With the news that the proposed extension of the “motorway that goes nowhere” is to be built, and naturally that a variety of protest groups are up in arms at the decision (for some good reason), there is a chance for this dead-end of a motorway to grab a share of the spotlight and gain some notoriety.

For those not in the know, the M74 ends in a roundabout (hence the dead-end references) and is mainly used as a link from the M8 on the journey south to England. Before we moved to Hamilton, which sits on the M74, we used it a lot whilst travelling up from Aylesbury, so we know the way quite well.

Perhaps it’s time to break out the visual aids.

Our route on M74

The red dot is Hamilton. The green line is the current route for anyone travelling from the M74 onto the M8, up and round the back of Glasgow and on towards the west. As you can see the proposed extension will cut a large distance from the journey, not to mention avoiding the notorious Kingston Bridge altogether. For that reason, and the fact that the main reason we generally use the M8 is to travel past Glasgow, I think the proposed extension is a wonderful idea.

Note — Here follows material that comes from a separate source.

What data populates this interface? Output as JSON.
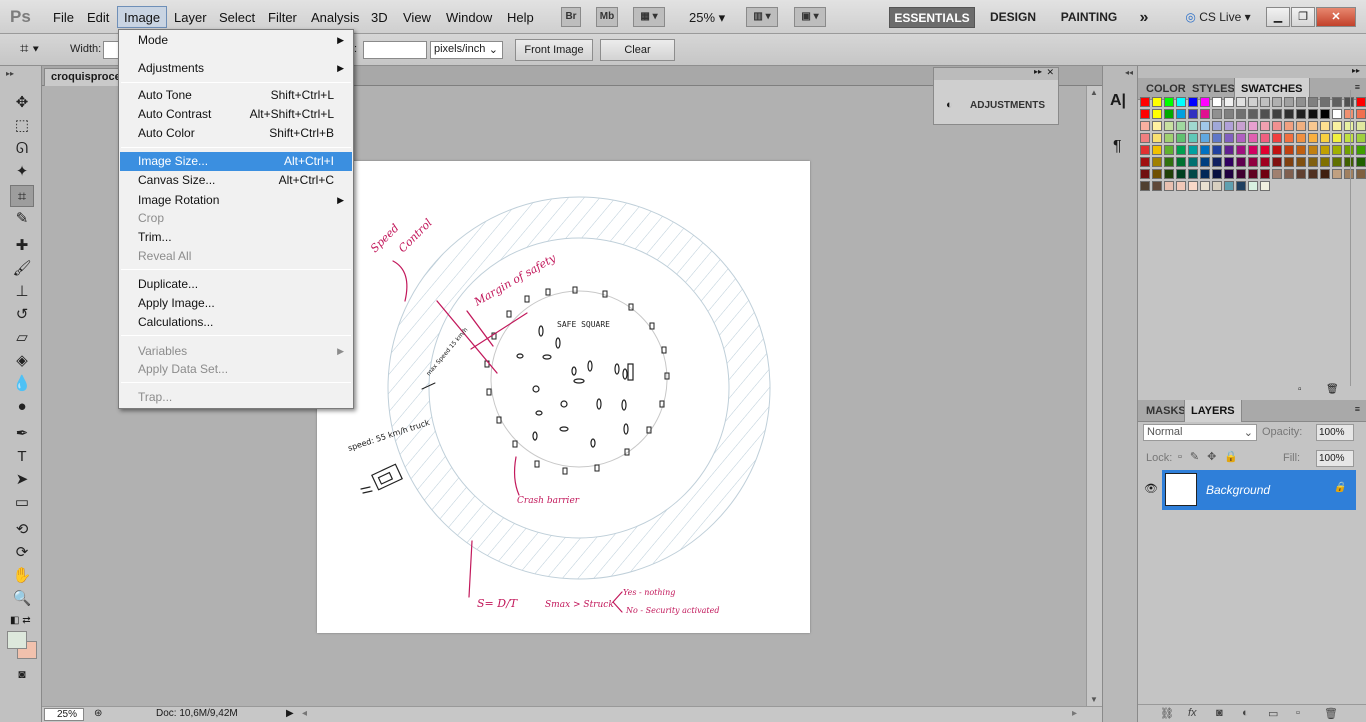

But then there is the pollution and impact on the environment to consider. One option would be a viable public transport alternative, except there already is one, the trains run from Hamilton through Glasgow to Balloch at Loch Lomond but we car users do like the comfort and flexibility of controlling our own travel times so that’s never really going to be an option for many.

What else to consider? Pollution, impact on the environment? More than three quarters of Scotland isn’t even inhabited. You want fresh air? Move to Auchtermuchty!

If I’m honest, the main thing that annoys me about this entire thing is the guilt tactics employed by the protest groups. I’m fully aware these things will have an impact on the environment but for my own selfish needs I WANT the extension built. It’ll knock about 15 minutes OFF the time it takes to drive through to Dumbarton, something we do every other weekend, and will also mean our car is emitting less and we’ll be using less fuel.

So, to appease my own inner demons, I guess what I really need to do is find where the balance between the impact cost of building the extension is “equalled” by lowering pollution and saving on fuel use. I feel a rough guess coming on… how about year 2063?

Well it’s either that or buy a bike…